Moore’s show at the Afropolitan Gallery, titled In the Beginning, is primarily in a pastel coloured medium, but there are also etchings, linocuts and mixed media.
The Kruger National Park sparked his deep love for wildlife during a childhood marked by long holidays and explorations of South Africa, particularly of that park where he learned to love and appreciate wildlife in every form.
Moore remembers sitting at waterholes for hours with binoculars and nature books. He studied birds, trees and insects and over the years his appreciation for detail grew.
The inspiration for his images comes from “experiencing life in all its forms”, he says.
Q&A with John Moore
What inspires you?
I look at all aspects of my life to create inspiration in my work, from daily activities, walking in nature, movies, reading, trance experiences. Nothing is exempt from my continual scrutiny.
Once an idea has surfaced, I then journal it for future reference.
What is your daily routine?
I work hard and am known as a productive artist. I often get up at 6am, go to the gym and get into the studio by 8am to set up for the day.
I don’t work normal hours, but take frequent breaks throughout the day, allowing me to fetch children, look at research, attend meetings and catch up on administration. I usually work for two hours and have a 30-minute break. In peak times this working ethic can allow me to work till midnight. Close to exhibitions I work even later. I find working at night the best as there are no distractions.
What are your preferred mediums?
I work in any medium that I feel is best to express my work. I am a printmaker and use these mediums often to express ideas, namely woodcuts, linocuts, etchings, perspex plates.
However, I don’t just use the printmaking mediums, I also use charcoal and pastels to create large scale work. My next show predominantly has large charcoal and pastel images, supported by ceramics and smaller etchings. I use whatever is needed to best express my ideas.
Tell us about your latest work ‘In the Beginning’?
My previous show was focused on charcoal and silver pigment. It took me a year and a half to make those images. I was so tired of the limited monochrome perspective that I knew most of the work at Afropolitan Gallery would be colour.
With this show, I am looking at time, and how that influences us. We can choose to change our future whilst acting in the present, our past can never be changed. My imagery is again the fauna and flora of Southern Africa using vibrant colours to shift my work as I progress further into this theme.
I am also using cattle in my work, specifically targeting the Nguni, a symbol of wealth. I am trying to show how important and precious all our species are whether wild or tamed.
- In the Beginning is at the Afropolitan Gallery, Victoria Yards, 16 Viljoen Street, Lorentzville, Johannesburg until August 1.

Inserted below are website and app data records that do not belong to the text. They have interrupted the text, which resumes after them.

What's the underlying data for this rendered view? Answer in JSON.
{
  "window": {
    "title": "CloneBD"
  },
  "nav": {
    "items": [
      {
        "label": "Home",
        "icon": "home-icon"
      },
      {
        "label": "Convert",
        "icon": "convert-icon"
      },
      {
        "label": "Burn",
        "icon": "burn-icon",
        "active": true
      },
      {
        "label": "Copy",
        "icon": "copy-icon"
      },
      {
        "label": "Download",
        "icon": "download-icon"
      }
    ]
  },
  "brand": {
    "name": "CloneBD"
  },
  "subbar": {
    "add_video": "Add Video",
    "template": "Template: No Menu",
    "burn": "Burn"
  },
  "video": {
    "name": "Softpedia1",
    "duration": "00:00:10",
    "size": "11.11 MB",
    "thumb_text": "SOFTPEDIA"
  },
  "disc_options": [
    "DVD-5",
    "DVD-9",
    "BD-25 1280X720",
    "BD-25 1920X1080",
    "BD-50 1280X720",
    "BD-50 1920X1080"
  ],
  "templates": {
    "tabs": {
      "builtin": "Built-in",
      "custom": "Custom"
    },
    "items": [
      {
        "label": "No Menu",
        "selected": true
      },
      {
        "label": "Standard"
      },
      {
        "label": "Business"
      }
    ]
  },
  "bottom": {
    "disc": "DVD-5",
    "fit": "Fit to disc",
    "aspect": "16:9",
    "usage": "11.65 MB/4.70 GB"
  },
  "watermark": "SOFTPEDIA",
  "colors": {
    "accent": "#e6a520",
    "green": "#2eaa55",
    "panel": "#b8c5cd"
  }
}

- Open times are Wednesday to Friday from 10am to 4pm and the first Sunday of every month as part of the First Sunday’s arts and entertainment events in east downtown Johannesburg